Disagreements with Hitler meant Guderian lost his prominent position, only to be restored because of his undoubted skill. Following one final row, he went on sick leave, joined a Panzer unit, and was captured by the Americans doing what he loved best – commanding tanks.
Patton was one of the greatest and most troublesome American commanders of WWII.
A dedicated cavalry officer, he commanded General Pershing’s headquarters staff in WWI. There he discovered tanks, which he grew to love even more than mounted combat. He visited the French tank school, set up the first US tank unit, and was wounded in action while leading a tank brigade.
Between the wars, Patton developed his skills as a tank commander and his reputation as a flamboyant tough guy. A charismatic Francophile with a gift for tank command, he was a natural choice to lead American forces going into North Africa in WWII. There, tanks were vital and French concerns had to be appeased.
Despite clashing with his British colleagues, Patton proved a bold and successful commander. After Africa, he led American troops in the invasion of Italy.
The Germans feared Patton so much they believed in a fictional army he was supposed to lead in the build up to D-Day. He then took command of a real tank army that made swift advances across France and into Germany, smashing German industrial plants. He also played a vital part in stopping the German counterattack in the Ardennes.
Like Fuller, Patton lost status due to his strong personality and the offense he caused Russian officers at a victory party. His career might have recovered had he not died following a car crash in December 1945.
Josef “Sepp” Dietrich served as a gunner in a captured tank late in WWI. There, he earned a Bavarian Military Service Cross for destroying his tank rather than letting it fall into Allied hands.
Between the wars, he served in the police and paramilitaries before joining the SS. Given command of an infantry force, he pushed it toward motorization. He had experienced the power of military vehicles first hand and wanted more.

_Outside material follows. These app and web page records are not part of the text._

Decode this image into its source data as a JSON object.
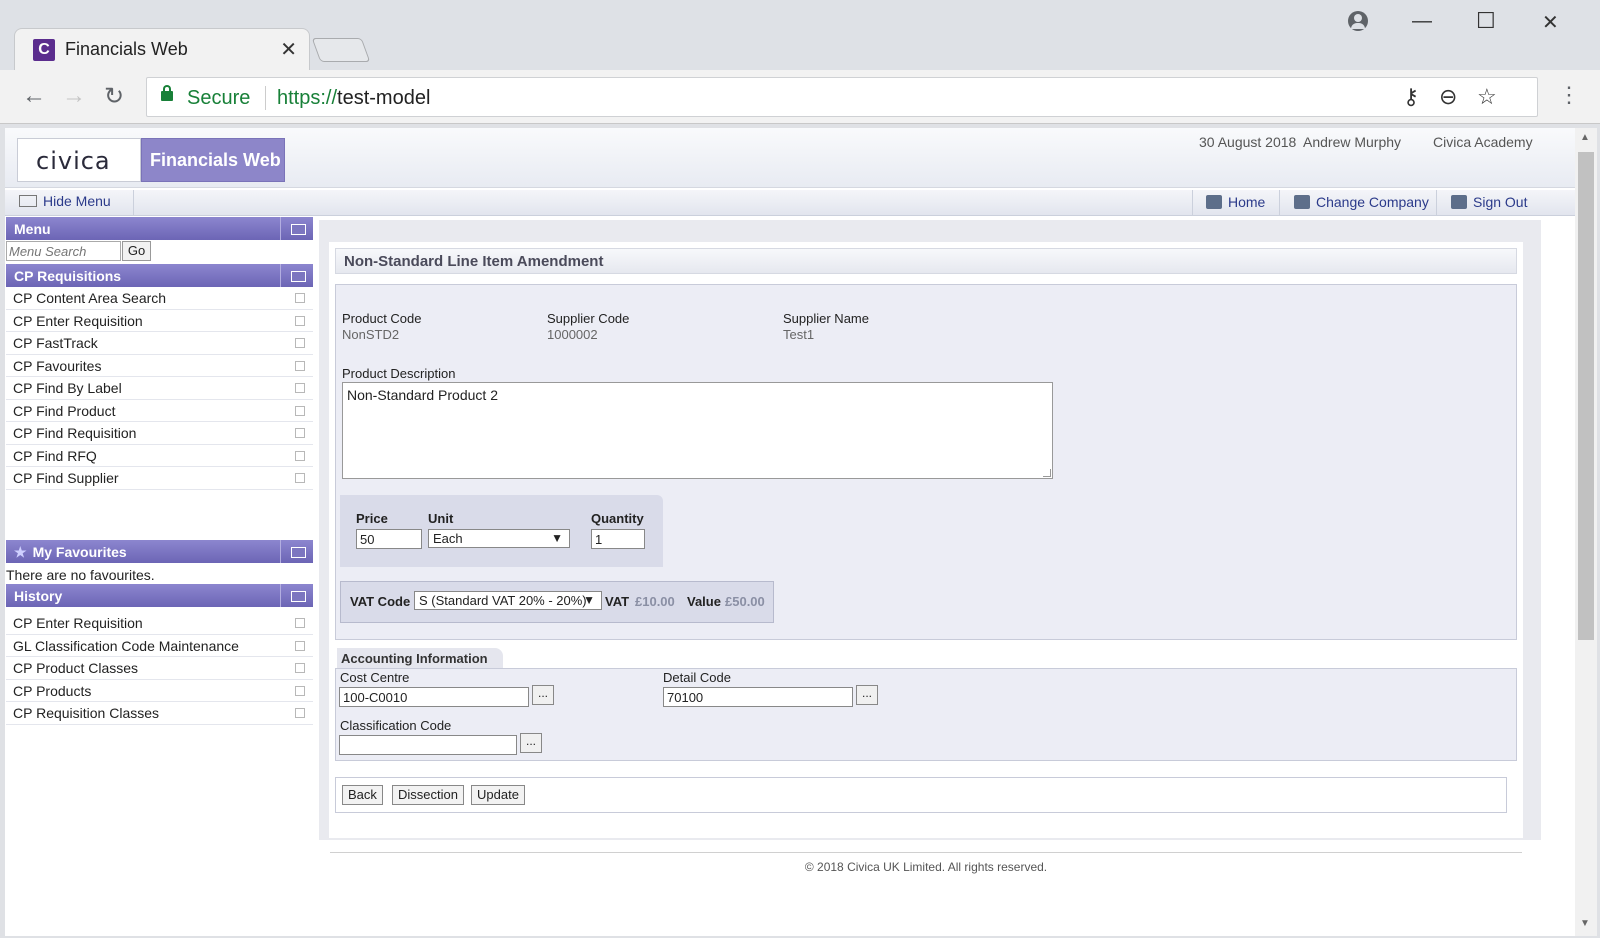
{
  "browser": {
    "tab_title": "Financials Web",
    "tab_favicon": "C",
    "secure_label": "Secure",
    "url_scheme": "https://",
    "url_host": "test-model"
  },
  "header": {
    "logo": "civica",
    "product": "Financials Web",
    "date": "30 August 2018",
    "user": "Andrew Murphy",
    "company": "Civica Academy"
  },
  "menubar": {
    "hide_menu": "Hide Menu",
    "home": "Home",
    "change_company": "Change Company",
    "sign_out": "Sign Out"
  },
  "sidebar": {
    "menu_title": "Menu",
    "search_placeholder": "Menu Search",
    "go": "Go",
    "requisitions_title": "CP Requisitions",
    "requisitions": [
      "CP Content Area Search",
      "CP Enter Requisition",
      "CP FastTrack",
      "CP Favourites",
      "CP Find By Label",
      "CP Find Product",
      "CP Find Requisition",
      "CP Find RFQ",
      "CP Find Supplier"
    ],
    "favourites_title": "My Favourites",
    "no_favourites": "There are no favourites.",
    "history_title": "History",
    "history": [
      "CP Enter Requisition",
      "GL Classification Code Maintenance",
      "CP Product Classes",
      "CP Products",
      "CP Requisition Classes"
    ]
  },
  "form": {
    "title": "Non-Standard Line Item Amendment",
    "product_code_label": "Product Code",
    "product_code": "NonSTD2",
    "supplier_code_label": "Supplier Code",
    "supplier_code": "1000002",
    "supplier_name_label": "Supplier Name",
    "supplier_name": "Test1",
    "description_label": "Product Description",
    "description": "Non-Standard Product 2",
    "price_label": "Price",
    "price": "50",
    "unit_label": "Unit",
    "unit": "Each",
    "quantity_label": "Quantity",
    "quantity": "1",
    "vat_code_label": "VAT Code",
    "vat_code": "S (Standard VAT 20% - 20%)",
    "vat_label": "VAT",
    "vat_value": "£10.00",
    "value_label": "Value",
    "value_amount": "£50.00"
  },
  "accounting": {
    "tab_label": "Accounting Information",
    "cost_centre_label": "Cost Centre",
    "cost_centre": "100-C0010",
    "detail_code_label": "Detail Code",
    "detail_code": "70100",
    "classification_label": "Classification Code",
    "classification": "",
    "lookup": "..."
  },
  "buttons": {
    "back": "Back",
    "dissection": "Dissection",
    "update": "Update"
  },
  "footer": "© 2018 Civica UK Limited. All rights reserved."
}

In WWII, he proved to be an inspiring commander. He won multiple medals and the gratitude of his men. He was put in charge of an SS Panzer Corps was it was formed in 1942. Then in 1944 when a full SS Panzer Army was created, he was again given the command.
In December 1944, Dietrich was tasked with spearheading Hitler’s counterattack through the Ardennes. He could tell it would be a disaster. The supplies, terrain and state of the soldiers were all inadequate. He still did his duty and took blame for the failure. He then continued to command tank forces in the retreat across Germany up to the end of the war.
David Chandler and Ian Beckett (Eds) (1994), The Oxford History of the British Army
John Keegan and Richard Holmes (1985), Soldiers
James Lucas (1996), Hitler’s Enforcers: Leaders of the German War Machine 1939-1945
David Rooney (1999), Military Mavericks: Extraordinary Men of Battle